(Component data from apps and pages)
[Start of section]

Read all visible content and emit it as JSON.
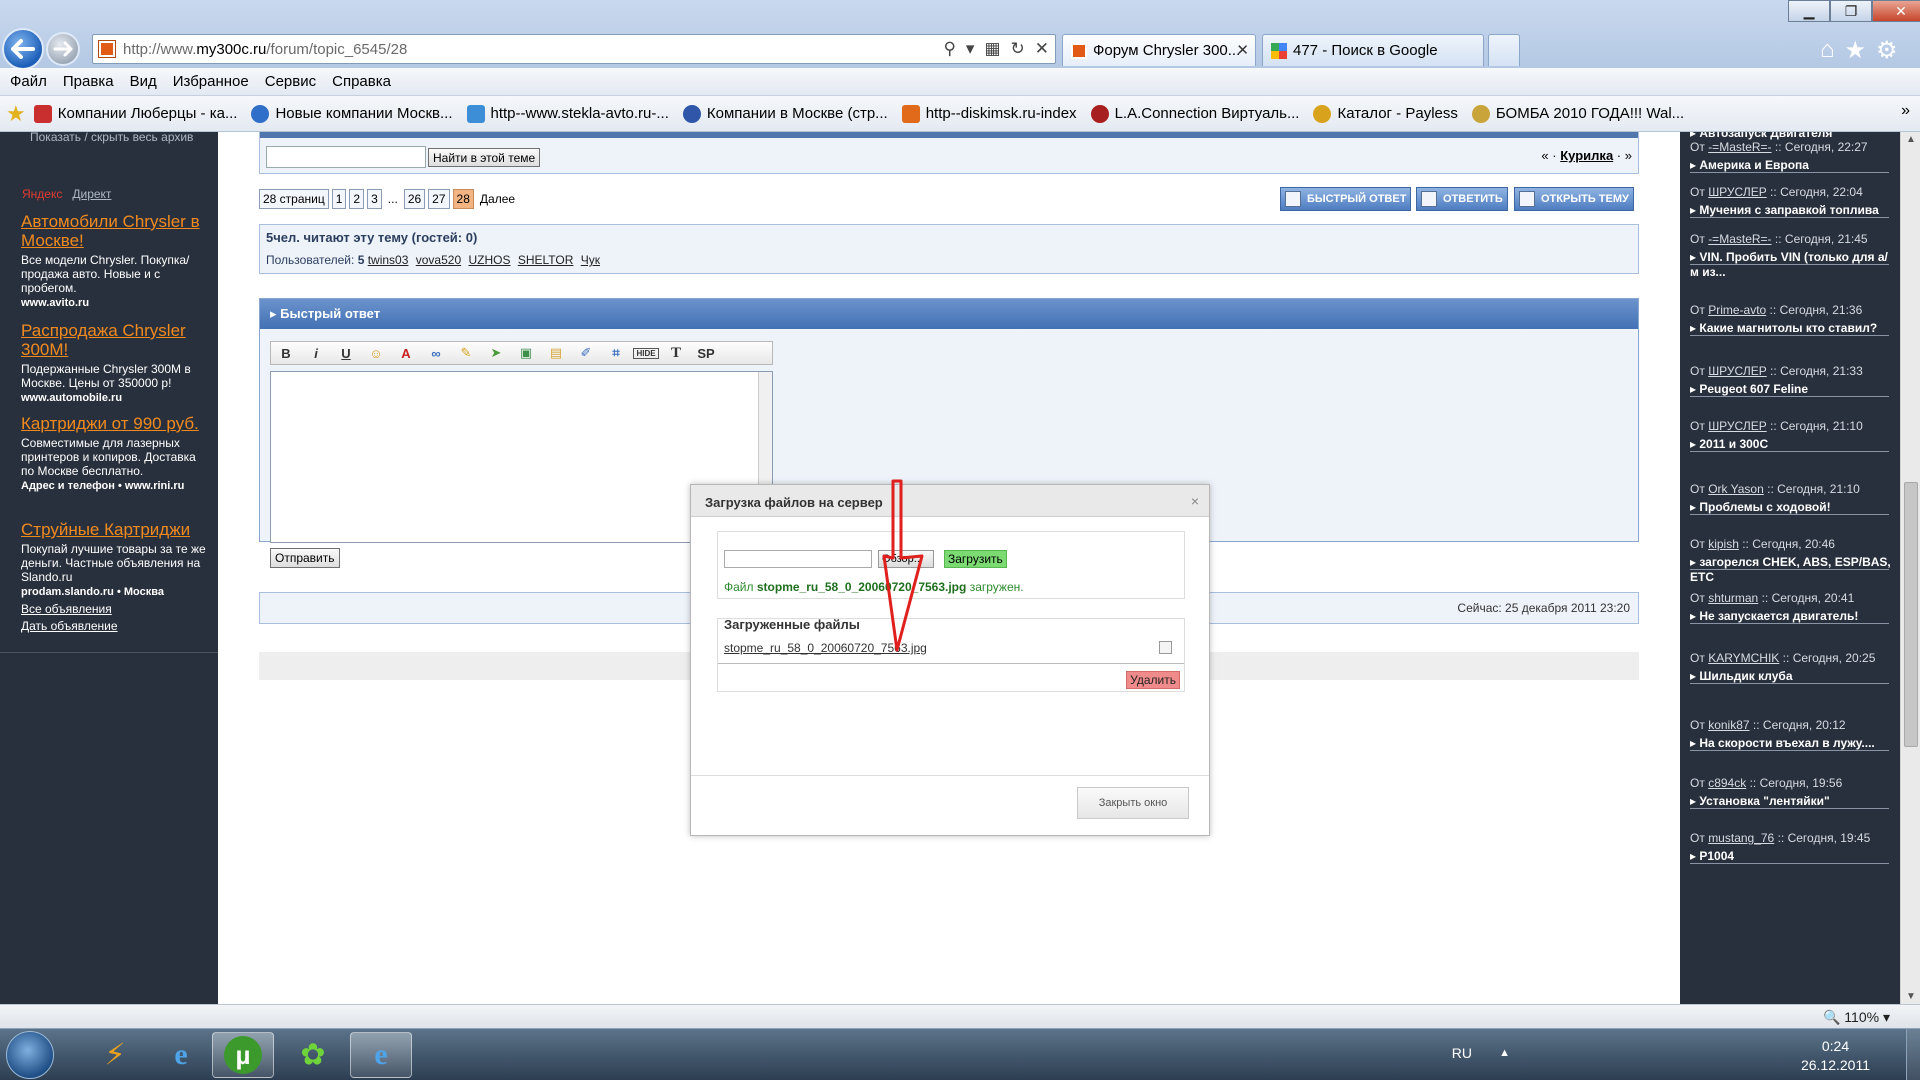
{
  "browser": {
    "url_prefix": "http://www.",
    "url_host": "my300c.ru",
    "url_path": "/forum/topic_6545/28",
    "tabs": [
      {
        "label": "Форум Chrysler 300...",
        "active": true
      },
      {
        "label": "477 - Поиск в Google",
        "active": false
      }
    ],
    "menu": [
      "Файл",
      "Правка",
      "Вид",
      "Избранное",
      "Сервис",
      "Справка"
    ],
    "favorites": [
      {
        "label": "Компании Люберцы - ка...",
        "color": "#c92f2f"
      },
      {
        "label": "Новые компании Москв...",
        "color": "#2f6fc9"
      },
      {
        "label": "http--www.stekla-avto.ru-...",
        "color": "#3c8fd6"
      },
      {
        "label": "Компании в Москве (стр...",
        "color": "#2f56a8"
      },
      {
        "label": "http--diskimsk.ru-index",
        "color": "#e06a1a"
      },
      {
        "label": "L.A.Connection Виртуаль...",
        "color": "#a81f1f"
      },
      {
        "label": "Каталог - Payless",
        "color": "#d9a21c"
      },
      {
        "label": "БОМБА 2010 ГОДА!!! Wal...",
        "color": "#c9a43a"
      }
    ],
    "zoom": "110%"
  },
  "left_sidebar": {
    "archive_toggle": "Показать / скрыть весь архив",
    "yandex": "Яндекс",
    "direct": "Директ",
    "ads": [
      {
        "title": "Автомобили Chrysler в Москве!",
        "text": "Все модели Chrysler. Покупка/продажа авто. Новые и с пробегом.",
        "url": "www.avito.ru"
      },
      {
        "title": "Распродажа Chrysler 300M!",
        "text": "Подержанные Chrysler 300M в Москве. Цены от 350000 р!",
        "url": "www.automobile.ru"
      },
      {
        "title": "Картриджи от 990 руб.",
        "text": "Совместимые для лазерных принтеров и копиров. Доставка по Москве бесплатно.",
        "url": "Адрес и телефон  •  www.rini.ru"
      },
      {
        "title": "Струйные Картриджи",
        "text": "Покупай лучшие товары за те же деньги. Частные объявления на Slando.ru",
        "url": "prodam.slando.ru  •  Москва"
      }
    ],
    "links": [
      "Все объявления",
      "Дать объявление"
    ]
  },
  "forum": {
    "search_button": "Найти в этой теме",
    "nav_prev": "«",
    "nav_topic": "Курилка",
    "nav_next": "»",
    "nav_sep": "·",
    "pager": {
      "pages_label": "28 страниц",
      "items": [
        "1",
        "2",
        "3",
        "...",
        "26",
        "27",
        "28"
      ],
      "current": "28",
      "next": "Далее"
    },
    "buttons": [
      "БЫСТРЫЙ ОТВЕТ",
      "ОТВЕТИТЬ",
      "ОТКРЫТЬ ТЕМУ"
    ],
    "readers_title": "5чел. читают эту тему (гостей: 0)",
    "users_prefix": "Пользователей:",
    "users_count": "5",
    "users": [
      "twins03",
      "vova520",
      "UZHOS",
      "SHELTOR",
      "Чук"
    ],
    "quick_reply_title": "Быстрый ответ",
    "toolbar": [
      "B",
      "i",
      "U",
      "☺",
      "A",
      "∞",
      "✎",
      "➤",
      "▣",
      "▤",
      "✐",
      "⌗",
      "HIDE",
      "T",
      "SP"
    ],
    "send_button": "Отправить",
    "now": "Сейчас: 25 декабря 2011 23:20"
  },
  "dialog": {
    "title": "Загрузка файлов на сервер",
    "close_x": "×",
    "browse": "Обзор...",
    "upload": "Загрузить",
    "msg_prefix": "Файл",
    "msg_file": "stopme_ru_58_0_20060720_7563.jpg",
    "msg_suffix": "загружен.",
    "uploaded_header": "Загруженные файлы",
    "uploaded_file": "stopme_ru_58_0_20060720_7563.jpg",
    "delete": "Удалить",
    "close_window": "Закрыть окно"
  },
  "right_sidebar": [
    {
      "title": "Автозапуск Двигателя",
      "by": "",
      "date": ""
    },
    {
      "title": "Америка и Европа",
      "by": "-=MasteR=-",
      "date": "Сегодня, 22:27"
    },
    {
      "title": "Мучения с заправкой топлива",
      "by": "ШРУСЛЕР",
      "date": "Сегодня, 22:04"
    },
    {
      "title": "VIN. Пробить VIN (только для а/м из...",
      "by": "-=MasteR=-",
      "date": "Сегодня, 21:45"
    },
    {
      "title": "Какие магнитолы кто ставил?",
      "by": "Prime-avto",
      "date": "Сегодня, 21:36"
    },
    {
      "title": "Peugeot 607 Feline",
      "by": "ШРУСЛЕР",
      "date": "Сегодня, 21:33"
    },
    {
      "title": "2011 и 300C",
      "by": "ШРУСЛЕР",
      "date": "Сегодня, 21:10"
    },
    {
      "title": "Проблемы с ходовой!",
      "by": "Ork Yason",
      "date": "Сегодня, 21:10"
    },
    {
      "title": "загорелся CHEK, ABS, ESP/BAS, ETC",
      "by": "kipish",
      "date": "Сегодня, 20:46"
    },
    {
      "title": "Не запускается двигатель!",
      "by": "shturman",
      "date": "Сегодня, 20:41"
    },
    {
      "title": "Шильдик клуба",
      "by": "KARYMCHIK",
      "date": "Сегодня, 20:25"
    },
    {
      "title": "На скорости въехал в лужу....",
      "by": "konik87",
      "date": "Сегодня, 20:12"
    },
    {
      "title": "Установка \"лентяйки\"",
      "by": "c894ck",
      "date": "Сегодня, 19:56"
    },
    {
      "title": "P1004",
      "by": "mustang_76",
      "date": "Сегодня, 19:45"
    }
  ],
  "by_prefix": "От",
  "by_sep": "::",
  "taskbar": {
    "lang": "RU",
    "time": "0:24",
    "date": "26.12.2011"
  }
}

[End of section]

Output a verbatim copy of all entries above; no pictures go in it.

Read all visible content and emit it as JSON.
{
  "browser": {
    "url_prefix": "http://www.",
    "url_host": "my300c.ru",
    "url_path": "/forum/topic_6545/28",
    "tabs": [
      {
        "label": "Форум Chrysler 300...",
        "active": true
      },
      {
        "label": "477 - Поиск в Google",
        "active": false
      }
    ],
    "menu": [
      "Файл",
      "Правка",
      "Вид",
      "Избранное",
      "Сервис",
      "Справка"
    ],
    "favorites": [
      {
        "label": "Компании Люберцы - ка...",
        "color": "#c92f2f"
      },
      {
        "label": "Новые компании Москв...",
        "color": "#2f6fc9"
      },
      {
        "label": "http--www.stekla-avto.ru-...",
        "color": "#3c8fd6"
      },
      {
        "label": "Компании в Москве (стр...",
        "color": "#2f56a8"
      },
      {
        "label": "http--diskimsk.ru-index",
        "color": "#e06a1a"
      },
      {
        "label": "L.A.Connection Виртуаль...",
        "color": "#a81f1f"
      },
      {
        "label": "Каталог - Payless",
        "color": "#d9a21c"
      },
      {
        "label": "БОМБА 2010 ГОДА!!! Wal...",
        "color": "#c9a43a"
      }
    ],
    "zoom": "110%"
  },
  "left_sidebar": {
    "archive_toggle": "Показать / скрыть весь архив",
    "yandex": "Яндекс",
    "direct": "Директ",
    "ads": [
      {
        "title": "Автомобили Chrysler в Москве!",
        "text": "Все модели Chrysler. Покупка/продажа авто. Новые и с пробегом.",
        "url": "www.avito.ru"
      },
      {
        "title": "Распродажа Chrysler 300M!",
        "text": "Подержанные Chrysler 300M в Москве. Цены от 350000 р!",
        "url": "www.automobile.ru"
      },
      {
        "title": "Картриджи от 990 руб.",
        "text": "Совместимые для лазерных принтеров и копиров. Доставка по Москве бесплатно.",
        "url": "Адрес и телефон  •  www.rini.ru"
      },
      {
        "title": "Струйные Картриджи",
        "text": "Покупай лучшие товары за те же деньги. Частные объявления на Slando.ru",
        "url": "prodam.slando.ru  •  Москва"
      }
    ],
    "links": [
      "Все объявления",
      "Дать объявление"
    ]
  },
  "forum": {
    "search_button": "Найти в этой теме",
    "nav_prev": "«",
    "nav_topic": "Курилка",
    "nav_next": "»",
    "nav_sep": "·",
    "pager": {
      "pages_label": "28 страниц",
      "items": [
        "1",
        "2",
        "3",
        "...",
        "26",
        "27",
        "28"
      ],
      "current": "28",
      "next": "Далее"
    },
    "buttons": [
      "БЫСТРЫЙ ОТВЕТ",
      "ОТВЕТИТЬ",
      "ОТКРЫТЬ ТЕМУ"
    ],
    "readers_title": "5чел. читают эту тему (гостей: 0)",
    "users_prefix": "Пользователей:",
    "users_count": "5",
    "users": [
      "twins03",
      "vova520",
      "UZHOS",
      "SHELTOR",
      "Чук"
    ],
    "quick_reply_title": "Быстрый ответ",
    "toolbar": [
      "B",
      "i",
      "U",
      "☺",
      "A",
      "∞",
      "✎",
      "➤",
      "▣",
      "▤",
      "✐",
      "⌗",
      "HIDE",
      "T",
      "SP"
    ],
    "send_button": "Отправить",
    "now": "Сейчас: 25 декабря 2011 23:20"
  },
  "dialog": {
    "title": "Загрузка файлов на сервер",
    "close_x": "×",
    "browse": "Обзор...",
    "upload": "Загрузить",
    "msg_prefix": "Файл",
    "msg_file": "stopme_ru_58_0_20060720_7563.jpg",
    "msg_suffix": "загружен.",
    "uploaded_header": "Загруженные файлы",
    "uploaded_file": "stopme_ru_58_0_20060720_7563.jpg",
    "delete": "Удалить",
    "close_window": "Закрыть окно"
  },
  "right_sidebar": [
    {
      "title": "Автозапуск Двигателя",
      "by": "",
      "date": ""
    },
    {
      "title": "Америка и Европа",
      "by": "-=MasteR=-",
      "date": "Сегодня, 22:27"
    },
    {
      "title": "Мучения с заправкой топлива",
      "by": "ШРУСЛЕР",
      "date": "Сегодня, 22:04"
    },
    {
      "title": "VIN. Пробить VIN (только для а/м из...",
      "by": "-=MasteR=-",
      "date": "Сегодня, 21:45"
    },
    {
      "title": "Какие магнитолы кто ставил?",
      "by": "Prime-avto",
      "date": "Сегодня, 21:36"
    },
    {
      "title": "Peugeot 607 Feline",
      "by": "ШРУСЛЕР",
      "date": "Сегодня, 21:33"
    },
    {
      "title": "2011 и 300C",
      "by": "ШРУСЛЕР",
      "date": "Сегодня, 21:10"
    },
    {
      "title": "Проблемы с ходовой!",
      "by": "Ork Yason",
      "date": "Сегодня, 21:10"
    },
    {
      "title": "загорелся CHEK, ABS, ESP/BAS, ETC",
      "by": "kipish",
      "date": "Сегодня, 20:46"
    },
    {
      "title": "Не запускается двигатель!",
      "by": "shturman",
      "date": "Сегодня, 20:41"
    },
    {
      "title": "Шильдик клуба",
      "by": "KARYMCHIK",
      "date": "Сегодня, 20:25"
    },
    {
      "title": "На скорости въехал в лужу....",
      "by": "konik87",
      "date": "Сегодня, 20:12"
    },
    {
      "title": "Установка \"лентяйки\"",
      "by": "c894ck",
      "date": "Сегодня, 19:56"
    },
    {
      "title": "P1004",
      "by": "mustang_76",
      "date": "Сегодня, 19:45"
    }
  ],
  "by_prefix": "От",
  "by_sep": "::",
  "taskbar": {
    "lang": "RU",
    "time": "0:24",
    "date": "26.12.2011"
  }
}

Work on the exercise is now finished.